In the strongest reaction yet to India’s contentious support to a US-sponsored resolution at the United Nations Human Rights Council (UNHRC) against Sri Lanka earlier this year, President Mahinda Rajapaksa has broken his silence by calling upon the Indian Government to have a relook at its dealings with its neighbours.
In a freewheeling interview at his Temple Trees residence, his first full-length interview since India’s vote for the resolution in March, Rajapaksa suggested that India could be abdicating its leadership role in the region. Rajapaksa, in fact, did not fully agree with India’s contention that it had helped tone down the resolution against alleged human rights abuses, saying that if India had continued with its support to Sri Lanka, there may not have been any resolution against Sri Lanka.
In response to the conference in South India, Sri Lanka’s Collective of Nationalist Organisations staged a demonstration march in Colombo over the weekend to protest the Tamil Eelam Solidarity Organisation (TESO) Conference that was scheduled to be held in Chennai by the leader of the Tamil Nadu political party DMK.
The Chairman of Sri Lanka’s Sinhala nationalist Patriotic National Movement Gunadasa Amarasekera had called the TESO Conference an attempt by India’s Tamil Nadu politicians to divide the country and is launched with the support of the Central Government of India.
The Patriotic National Movement was an active participant of the agitation held last morning before the Indian High Commission in Colombo in protest of the TESO conference. The activists carrying placards and shouting slogans marched to the High Commission and set fire to effigies of DMK Leader M. Karunanidhi and Sri Lanka’s Tamil National Alliance Leader R. Sampanthan.

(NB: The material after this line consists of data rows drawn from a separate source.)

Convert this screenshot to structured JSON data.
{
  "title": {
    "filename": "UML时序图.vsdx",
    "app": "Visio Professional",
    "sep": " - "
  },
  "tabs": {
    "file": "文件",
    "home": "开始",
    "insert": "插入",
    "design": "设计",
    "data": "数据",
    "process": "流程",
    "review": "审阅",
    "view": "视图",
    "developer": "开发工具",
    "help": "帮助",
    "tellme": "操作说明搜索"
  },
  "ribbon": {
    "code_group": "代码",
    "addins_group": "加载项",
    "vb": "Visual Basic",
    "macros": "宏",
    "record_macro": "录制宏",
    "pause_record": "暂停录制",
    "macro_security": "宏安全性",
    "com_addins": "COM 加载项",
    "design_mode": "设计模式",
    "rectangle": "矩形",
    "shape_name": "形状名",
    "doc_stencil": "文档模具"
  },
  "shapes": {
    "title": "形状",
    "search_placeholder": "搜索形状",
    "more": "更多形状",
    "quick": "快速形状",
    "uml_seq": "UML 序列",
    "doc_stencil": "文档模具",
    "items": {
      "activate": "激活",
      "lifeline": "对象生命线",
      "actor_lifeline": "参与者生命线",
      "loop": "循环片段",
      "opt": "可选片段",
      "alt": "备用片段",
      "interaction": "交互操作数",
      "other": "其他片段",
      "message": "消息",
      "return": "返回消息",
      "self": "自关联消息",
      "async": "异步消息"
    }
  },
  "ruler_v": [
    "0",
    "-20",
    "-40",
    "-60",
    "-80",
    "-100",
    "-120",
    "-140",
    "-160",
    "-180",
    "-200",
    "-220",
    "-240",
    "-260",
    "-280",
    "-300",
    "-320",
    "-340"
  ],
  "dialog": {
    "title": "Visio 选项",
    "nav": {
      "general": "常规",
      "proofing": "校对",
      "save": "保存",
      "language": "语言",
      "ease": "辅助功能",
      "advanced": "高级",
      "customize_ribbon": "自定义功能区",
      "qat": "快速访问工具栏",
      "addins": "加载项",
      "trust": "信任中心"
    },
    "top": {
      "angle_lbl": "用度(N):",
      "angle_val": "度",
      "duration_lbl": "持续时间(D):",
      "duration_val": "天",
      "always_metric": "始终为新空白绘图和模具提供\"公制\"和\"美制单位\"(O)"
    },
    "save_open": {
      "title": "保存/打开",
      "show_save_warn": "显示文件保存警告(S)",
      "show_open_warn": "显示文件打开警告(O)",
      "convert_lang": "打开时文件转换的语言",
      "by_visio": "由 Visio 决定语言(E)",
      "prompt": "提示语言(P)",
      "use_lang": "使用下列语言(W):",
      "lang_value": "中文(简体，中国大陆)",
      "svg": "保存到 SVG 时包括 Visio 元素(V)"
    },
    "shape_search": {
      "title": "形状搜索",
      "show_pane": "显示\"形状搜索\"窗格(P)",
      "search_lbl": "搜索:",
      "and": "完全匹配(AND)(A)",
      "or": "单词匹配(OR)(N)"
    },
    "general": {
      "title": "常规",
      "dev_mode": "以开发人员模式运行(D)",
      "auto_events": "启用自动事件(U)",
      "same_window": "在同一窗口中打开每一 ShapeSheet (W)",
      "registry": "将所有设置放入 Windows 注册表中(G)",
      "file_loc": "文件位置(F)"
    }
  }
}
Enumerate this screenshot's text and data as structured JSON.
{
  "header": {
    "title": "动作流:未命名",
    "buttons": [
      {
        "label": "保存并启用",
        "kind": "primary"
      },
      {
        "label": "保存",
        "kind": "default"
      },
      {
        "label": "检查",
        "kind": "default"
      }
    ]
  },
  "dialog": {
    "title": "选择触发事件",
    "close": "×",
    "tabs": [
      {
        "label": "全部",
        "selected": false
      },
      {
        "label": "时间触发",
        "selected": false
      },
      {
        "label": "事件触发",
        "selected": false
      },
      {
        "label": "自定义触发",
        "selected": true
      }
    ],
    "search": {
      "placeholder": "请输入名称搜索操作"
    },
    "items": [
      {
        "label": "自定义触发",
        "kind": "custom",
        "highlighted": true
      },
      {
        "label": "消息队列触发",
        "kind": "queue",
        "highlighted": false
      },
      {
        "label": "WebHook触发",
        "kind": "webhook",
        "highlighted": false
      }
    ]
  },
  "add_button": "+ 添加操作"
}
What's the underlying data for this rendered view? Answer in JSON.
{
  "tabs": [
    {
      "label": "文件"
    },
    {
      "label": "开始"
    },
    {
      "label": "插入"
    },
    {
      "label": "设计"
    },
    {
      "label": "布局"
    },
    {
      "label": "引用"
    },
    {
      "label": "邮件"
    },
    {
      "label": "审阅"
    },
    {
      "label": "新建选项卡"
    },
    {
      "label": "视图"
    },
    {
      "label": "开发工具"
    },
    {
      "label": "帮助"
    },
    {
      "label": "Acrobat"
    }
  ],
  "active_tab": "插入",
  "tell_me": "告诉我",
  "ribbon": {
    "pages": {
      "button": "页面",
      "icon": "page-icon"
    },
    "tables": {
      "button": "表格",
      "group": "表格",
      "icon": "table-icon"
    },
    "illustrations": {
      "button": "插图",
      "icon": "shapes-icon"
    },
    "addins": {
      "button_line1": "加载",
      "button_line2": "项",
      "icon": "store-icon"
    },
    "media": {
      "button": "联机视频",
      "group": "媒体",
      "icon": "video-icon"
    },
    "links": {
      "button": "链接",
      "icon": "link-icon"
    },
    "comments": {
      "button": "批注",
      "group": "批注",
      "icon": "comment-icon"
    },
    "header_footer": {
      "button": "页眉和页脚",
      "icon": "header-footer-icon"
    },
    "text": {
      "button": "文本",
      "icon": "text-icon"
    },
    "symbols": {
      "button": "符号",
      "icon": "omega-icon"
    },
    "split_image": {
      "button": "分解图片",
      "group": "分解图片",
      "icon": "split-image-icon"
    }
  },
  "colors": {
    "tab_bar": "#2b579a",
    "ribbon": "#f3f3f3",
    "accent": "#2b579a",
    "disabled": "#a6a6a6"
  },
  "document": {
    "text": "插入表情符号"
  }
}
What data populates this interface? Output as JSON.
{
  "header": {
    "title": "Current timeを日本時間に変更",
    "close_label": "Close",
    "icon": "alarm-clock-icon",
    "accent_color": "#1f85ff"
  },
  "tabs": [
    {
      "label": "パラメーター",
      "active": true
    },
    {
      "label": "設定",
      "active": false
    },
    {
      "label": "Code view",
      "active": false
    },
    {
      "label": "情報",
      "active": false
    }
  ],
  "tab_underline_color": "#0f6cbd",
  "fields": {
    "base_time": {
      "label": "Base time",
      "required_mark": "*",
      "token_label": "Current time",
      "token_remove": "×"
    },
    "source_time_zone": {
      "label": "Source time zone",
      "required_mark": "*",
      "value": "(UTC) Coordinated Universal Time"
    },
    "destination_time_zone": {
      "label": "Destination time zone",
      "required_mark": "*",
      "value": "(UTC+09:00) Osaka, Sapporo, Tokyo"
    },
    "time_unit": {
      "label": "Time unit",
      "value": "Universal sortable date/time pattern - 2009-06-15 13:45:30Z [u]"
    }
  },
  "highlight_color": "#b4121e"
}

The Chairman of the Sinhala nationalist organisation linked to Government coalition party National Freedom Front added that their doubt was proved by the Central Government of India allowing the use of the word ‘Eelam,’ which means a ‘separate homeland,’ with the conference.
India’s Central Government on Saturday reversed its earlier edict and told the court that it had no objection to using the word ‘Eelam,’ in the title of the conference, which will undoubtedly raise questions in Sri Lanka.
India will always remain a strong ally of Sri Lanka and while it has over the past few weeks made strong inroads on the economic from with the tour of the Commerce Minister Sharma, there are political tensions that will surface on actions such as the conference. At a sensitive point when Sri Lanka is attempting to rebuild after three decades of war, there will be grave concern if India does not support its neighbour in its peace building efforts.
For the past three year Sri Lanka and India have had strong relations on solving the ethnic issue with many delegations and visits exchanged. While these interactions may not have been entirely satisfactory, firing up the situation would also not lead to sustainable or positive relations between the two countries.
Traditionally tense relations with South India do reflect on the Central Government and more needs to be done on both sides if Sri Lanka is to maintain its hard-won peace.